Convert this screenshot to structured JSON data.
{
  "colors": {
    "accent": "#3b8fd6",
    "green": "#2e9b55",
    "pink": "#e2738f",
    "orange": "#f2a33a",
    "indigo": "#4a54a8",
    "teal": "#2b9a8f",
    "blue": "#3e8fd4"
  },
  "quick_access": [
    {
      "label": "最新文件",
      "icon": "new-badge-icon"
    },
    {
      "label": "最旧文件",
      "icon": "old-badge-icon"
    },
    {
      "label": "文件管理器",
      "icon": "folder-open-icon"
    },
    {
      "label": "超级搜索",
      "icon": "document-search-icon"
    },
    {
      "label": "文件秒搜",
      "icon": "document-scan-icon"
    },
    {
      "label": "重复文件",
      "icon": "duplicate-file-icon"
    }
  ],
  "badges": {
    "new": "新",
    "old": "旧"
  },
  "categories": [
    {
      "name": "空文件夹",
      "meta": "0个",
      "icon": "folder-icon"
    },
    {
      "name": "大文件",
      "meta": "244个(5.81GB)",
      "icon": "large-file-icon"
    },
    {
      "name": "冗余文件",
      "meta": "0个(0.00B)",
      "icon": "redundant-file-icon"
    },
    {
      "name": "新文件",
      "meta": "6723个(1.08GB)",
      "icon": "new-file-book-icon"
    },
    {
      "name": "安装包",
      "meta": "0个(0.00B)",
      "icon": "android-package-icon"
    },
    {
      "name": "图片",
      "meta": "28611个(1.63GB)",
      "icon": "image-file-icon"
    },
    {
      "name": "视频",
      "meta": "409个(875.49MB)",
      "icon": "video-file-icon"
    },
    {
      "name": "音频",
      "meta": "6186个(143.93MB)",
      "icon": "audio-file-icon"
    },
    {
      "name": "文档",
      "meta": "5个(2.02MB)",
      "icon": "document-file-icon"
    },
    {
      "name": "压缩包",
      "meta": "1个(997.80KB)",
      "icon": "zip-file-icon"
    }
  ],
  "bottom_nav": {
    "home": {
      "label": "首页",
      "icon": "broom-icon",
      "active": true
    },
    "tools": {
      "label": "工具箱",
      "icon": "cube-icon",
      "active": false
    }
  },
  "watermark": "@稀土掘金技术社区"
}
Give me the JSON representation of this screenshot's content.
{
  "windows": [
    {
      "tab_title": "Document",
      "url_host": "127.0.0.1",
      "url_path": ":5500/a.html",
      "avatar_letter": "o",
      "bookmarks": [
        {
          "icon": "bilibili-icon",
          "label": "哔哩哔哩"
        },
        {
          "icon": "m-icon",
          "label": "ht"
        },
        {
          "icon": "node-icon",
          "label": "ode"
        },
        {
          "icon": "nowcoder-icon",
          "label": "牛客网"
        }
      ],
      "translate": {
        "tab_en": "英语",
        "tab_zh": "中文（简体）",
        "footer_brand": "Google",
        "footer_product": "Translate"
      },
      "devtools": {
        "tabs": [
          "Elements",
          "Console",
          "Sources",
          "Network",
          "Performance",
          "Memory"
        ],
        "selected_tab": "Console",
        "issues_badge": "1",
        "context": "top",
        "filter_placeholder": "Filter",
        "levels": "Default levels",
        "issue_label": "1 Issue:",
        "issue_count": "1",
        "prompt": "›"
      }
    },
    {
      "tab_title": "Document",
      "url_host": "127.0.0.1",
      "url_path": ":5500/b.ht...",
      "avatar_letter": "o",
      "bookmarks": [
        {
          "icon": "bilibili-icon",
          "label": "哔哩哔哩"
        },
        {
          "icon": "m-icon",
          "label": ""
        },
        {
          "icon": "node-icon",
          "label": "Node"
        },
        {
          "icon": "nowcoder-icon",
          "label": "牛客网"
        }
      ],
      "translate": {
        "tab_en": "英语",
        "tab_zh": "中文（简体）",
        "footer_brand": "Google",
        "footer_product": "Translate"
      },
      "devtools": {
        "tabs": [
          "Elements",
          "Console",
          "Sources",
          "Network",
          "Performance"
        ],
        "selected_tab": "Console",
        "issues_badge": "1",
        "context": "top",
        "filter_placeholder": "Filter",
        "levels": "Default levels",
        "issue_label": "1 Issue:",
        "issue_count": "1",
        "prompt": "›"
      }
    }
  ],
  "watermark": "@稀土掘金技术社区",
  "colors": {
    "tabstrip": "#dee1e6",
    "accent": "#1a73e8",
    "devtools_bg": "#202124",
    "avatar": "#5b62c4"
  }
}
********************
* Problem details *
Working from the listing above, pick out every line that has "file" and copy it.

* Worked solution *
      "icon": "duplicate-file-icon"
      "icon": "large-file-icon"
      "icon": "redundant-file-icon"
      "icon": "new-file-book-icon"
      "icon": "image-file-icon"
      "icon": "video-file-icon"
      "icon": "audio-file-icon"
      "icon": "document-file-icon"
      "icon": "zip-file-icon"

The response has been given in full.